Malware infecting 25,000 computers, mostly in the United States, pumping out 80 million spam messages per hour? ESET researchers sinkhole to investigate Win32/TrojanDownloader.Zortob.B
Analysis of malicious code dubbed Win32/Caphaw (a.k.a. Shylock) attacking major European banks, with ability to automatically steal money when the user is actively accessing his banking account.
NBC.com may have sent visitors to infected URLs serving up Trojan software (RedKit) for 24 hours. At the time of this blog post ESET researchers still see some related sites similarly compromised.
Technical analysis of malware that abuses code signing certificates normally used to positively identify a software publisher and to guarantee code is unchanged.
A shortened and updated version of the advice that David Harley and Andrew Lee gave to potential phish victims in an earlier paper. Part 3 of a three-part article on phishing scams old and new, and some of the ways to recognize the baited hook.
A new attack against Apple Mac OS X Lion (10.7) has been detected by Intego. The threat is a Trojan, dubbed Flashback, installed via a fake Adobe Flash installer downloaded from a third party site. As with the MacDefender and Revir malware, the Flashback attack uses social engineering to entice the user to download then
The recent MacDefender Trojan has been receiving “rebranding” facelifts since it came out. It has now been deployed as MacProtector, MacDetector, MacSecurity, Apple Security Center, and there are no doubt more iterations to come. The malware has been updated, and now sports an improved UI that looks like a native Mac OSX application, unlike the
One of the (few) blessings of having been so long in this industry is that I remember a time when most malware was viral and Trojans were rare: so rare, in fact, that there was at one time a notorious "dirty dozen" set of Trojans. At around the same time, there were innumerable hoaxes describing malware with
The BBC program Panorama last night investigated claims that the News of the World hired a hacker to break into a subject's PC to steal emails. In fact, it appears that the unnamed hacker installed a Trojan on the victim's PC. Which sounds like a fairly unequivocal breach of the Computer Misuse Act, which outlaws
UPDATE #1 Randy Abrams has posted a follow-up article, Anatomy of a Biting Bunny – The Infected Microsoft Catalog Update with additional information about how update services work, why they might distribute third-party code and what might be done to prevent malware from being distributed on services like Microsoft's Windows Update in the future. 7-FEB-2011. Last
There’s been a lot in the news about “Operation Aurora”. In a nutshell, hackers used a zero day IE exploit to gain access to computers and accounts they should not have access to. There are lots of fingers being pointed at the Chinese and implications the government may have been involved. The targets included Google
Will No-One Rid Me Of This Turbulent Hacker Tool? (http://en.wikipedia.org/wiki/Thomas_Becket) I was kind of hoping to have moved on from the iPhone data stealing hacker tool by now. While I do think it's a significant development (see http://www.eset.com/threat-center/blog/2009/11/12/iphone-hack-tool-a-postscript), there comes a point where the sheer volume of discussion of the subject gives it more importance

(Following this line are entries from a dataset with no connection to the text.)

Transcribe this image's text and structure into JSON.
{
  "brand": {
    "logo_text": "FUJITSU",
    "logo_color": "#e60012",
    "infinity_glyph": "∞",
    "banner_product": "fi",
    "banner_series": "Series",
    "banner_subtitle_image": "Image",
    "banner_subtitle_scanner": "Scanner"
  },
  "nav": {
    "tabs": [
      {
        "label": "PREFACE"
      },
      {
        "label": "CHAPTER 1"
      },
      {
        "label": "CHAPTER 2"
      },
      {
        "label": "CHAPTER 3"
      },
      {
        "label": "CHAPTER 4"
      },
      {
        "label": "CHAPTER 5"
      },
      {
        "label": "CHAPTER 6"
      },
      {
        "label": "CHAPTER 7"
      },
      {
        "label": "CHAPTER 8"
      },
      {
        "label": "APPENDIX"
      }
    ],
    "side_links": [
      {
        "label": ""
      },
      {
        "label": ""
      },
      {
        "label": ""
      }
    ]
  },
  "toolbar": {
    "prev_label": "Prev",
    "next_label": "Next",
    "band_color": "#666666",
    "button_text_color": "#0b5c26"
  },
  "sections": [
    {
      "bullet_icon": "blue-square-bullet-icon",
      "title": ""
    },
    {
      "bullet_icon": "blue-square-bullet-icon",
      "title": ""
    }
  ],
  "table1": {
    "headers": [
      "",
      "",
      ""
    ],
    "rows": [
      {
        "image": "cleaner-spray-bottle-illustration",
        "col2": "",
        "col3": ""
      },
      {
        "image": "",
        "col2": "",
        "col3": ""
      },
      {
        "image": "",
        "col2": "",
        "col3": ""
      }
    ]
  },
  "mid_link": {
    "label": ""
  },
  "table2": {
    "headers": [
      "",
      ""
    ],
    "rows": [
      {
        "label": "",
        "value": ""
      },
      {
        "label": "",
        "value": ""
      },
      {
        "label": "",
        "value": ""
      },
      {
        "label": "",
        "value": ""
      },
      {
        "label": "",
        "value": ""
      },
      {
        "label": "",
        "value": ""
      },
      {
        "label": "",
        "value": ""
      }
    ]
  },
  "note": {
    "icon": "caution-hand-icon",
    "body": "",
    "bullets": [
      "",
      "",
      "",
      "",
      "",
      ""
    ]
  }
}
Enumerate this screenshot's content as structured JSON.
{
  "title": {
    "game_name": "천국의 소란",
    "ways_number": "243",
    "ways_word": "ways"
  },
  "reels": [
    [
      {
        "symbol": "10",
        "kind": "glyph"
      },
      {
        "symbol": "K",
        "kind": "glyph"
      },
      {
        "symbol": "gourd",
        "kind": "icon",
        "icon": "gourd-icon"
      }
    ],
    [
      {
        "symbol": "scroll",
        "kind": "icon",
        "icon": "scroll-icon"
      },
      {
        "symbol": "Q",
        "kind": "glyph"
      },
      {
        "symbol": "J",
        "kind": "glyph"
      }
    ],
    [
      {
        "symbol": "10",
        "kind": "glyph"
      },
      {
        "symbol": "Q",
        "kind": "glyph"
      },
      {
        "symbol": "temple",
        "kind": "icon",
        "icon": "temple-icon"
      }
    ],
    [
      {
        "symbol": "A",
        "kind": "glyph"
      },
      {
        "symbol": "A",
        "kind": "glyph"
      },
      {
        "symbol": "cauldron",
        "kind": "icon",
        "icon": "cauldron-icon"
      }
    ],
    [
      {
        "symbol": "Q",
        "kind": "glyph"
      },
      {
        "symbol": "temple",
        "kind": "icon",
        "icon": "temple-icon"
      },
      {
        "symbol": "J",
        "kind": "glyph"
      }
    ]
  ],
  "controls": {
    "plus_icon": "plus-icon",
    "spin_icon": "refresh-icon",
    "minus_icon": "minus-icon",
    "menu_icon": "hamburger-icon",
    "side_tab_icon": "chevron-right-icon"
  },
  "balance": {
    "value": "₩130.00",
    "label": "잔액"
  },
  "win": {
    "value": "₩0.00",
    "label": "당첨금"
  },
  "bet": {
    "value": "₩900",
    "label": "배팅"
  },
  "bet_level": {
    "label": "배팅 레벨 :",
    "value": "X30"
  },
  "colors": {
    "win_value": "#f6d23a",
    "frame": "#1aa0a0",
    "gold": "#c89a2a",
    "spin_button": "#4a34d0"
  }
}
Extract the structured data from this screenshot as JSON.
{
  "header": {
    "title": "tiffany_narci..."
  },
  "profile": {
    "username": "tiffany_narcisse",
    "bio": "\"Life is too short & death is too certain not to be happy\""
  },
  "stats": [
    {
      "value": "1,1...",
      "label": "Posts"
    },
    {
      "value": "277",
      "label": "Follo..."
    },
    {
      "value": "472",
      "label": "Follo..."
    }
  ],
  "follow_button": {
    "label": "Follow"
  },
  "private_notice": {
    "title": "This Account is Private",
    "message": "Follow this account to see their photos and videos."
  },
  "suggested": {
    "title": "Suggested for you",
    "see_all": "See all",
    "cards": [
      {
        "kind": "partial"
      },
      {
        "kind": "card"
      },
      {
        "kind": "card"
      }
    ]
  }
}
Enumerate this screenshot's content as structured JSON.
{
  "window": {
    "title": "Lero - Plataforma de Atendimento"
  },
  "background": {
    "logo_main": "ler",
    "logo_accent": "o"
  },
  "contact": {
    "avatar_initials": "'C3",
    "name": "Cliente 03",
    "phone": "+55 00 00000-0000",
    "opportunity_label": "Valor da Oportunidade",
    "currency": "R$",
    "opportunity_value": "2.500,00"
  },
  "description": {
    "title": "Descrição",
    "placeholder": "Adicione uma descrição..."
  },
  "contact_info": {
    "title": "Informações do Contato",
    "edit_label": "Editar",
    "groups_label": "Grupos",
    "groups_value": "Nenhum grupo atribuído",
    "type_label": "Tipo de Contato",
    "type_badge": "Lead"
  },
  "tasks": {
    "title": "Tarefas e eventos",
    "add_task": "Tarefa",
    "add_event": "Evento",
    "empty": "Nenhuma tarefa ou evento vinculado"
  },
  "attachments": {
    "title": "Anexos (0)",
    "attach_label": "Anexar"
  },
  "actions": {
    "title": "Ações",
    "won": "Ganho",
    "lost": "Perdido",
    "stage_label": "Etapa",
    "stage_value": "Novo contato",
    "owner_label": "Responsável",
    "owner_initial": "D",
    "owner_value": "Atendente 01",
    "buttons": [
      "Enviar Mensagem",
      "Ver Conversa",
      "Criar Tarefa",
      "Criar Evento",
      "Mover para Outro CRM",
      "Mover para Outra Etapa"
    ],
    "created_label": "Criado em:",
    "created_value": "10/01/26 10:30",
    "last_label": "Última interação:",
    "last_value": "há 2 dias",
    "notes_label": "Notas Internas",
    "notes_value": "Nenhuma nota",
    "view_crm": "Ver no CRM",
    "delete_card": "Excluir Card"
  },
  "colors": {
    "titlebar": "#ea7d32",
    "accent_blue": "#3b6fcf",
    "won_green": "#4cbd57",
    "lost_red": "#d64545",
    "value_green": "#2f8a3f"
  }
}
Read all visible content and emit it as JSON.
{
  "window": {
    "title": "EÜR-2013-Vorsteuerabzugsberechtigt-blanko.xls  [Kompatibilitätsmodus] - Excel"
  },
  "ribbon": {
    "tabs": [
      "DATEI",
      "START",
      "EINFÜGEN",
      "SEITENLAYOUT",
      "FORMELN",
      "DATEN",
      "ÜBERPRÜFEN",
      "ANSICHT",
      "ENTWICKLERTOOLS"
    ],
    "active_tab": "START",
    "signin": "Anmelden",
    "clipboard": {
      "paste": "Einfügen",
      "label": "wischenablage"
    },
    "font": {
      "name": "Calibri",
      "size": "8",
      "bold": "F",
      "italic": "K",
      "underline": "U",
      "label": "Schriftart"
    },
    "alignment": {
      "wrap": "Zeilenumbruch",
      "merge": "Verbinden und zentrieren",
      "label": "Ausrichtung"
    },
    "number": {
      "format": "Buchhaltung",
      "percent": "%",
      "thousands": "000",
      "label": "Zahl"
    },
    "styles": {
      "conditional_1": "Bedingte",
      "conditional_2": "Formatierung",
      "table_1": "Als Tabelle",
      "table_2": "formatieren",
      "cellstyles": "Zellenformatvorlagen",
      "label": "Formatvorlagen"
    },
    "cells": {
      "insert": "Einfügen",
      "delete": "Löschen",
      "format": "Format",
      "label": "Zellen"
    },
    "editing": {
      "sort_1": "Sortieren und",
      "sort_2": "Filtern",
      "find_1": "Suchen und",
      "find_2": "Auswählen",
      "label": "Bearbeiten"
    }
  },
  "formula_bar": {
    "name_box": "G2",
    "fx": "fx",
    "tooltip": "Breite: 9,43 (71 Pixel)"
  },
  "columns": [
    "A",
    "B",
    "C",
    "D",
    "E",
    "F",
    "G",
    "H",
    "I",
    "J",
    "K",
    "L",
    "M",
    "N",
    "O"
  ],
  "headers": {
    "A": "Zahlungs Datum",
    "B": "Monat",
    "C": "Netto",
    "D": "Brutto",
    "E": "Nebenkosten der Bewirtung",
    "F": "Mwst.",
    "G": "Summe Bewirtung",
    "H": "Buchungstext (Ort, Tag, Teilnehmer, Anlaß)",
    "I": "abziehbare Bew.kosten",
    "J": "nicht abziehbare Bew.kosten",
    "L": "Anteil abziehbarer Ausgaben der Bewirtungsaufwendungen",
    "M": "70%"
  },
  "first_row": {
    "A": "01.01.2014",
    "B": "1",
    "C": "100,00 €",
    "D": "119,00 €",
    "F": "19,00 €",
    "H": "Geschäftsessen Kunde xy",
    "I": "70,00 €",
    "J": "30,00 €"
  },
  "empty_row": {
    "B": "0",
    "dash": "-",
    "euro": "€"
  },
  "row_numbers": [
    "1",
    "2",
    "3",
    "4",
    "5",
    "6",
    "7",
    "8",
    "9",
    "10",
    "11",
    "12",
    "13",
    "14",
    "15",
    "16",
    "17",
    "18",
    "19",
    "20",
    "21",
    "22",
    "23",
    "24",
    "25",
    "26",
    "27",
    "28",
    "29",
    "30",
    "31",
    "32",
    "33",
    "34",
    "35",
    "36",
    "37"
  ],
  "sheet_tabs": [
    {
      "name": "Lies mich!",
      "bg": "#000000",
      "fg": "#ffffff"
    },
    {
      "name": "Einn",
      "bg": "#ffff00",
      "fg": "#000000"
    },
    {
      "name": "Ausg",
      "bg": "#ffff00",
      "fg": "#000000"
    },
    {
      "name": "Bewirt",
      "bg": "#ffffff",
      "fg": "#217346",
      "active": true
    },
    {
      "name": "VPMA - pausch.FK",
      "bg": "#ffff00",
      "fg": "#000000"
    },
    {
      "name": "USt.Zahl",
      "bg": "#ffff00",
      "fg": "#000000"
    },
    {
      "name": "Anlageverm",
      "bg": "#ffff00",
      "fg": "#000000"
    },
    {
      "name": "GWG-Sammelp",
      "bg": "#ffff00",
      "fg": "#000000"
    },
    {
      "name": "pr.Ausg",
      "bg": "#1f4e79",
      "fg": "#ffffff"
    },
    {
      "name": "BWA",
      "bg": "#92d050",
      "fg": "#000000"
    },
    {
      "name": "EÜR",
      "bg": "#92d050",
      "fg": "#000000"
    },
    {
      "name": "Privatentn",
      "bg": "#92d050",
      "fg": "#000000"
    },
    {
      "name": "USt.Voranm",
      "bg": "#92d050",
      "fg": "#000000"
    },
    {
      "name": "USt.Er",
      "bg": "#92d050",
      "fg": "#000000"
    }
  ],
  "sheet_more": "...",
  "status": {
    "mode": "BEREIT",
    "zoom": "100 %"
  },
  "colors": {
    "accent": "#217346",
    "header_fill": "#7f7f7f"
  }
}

Our guys in Bratislava have issued a press release about one of the latest examples of the current wave of Excel exploits, which we detect as X97M/TrojanDropper.Agent.NAI. When the malicious Excel document is opened, it drops the backdoor Trojan we call Win32/Agent.NVV, which allows a remote attacker to get access to and some control over the
A few days ago, I promised (threatened) to make some general points about biasing test results, but travel and other obligations have been getting in the way. I’ll get back to that very shortly, but in the meantime, I want to look at an issue with the latest round of Microsoft patches that I was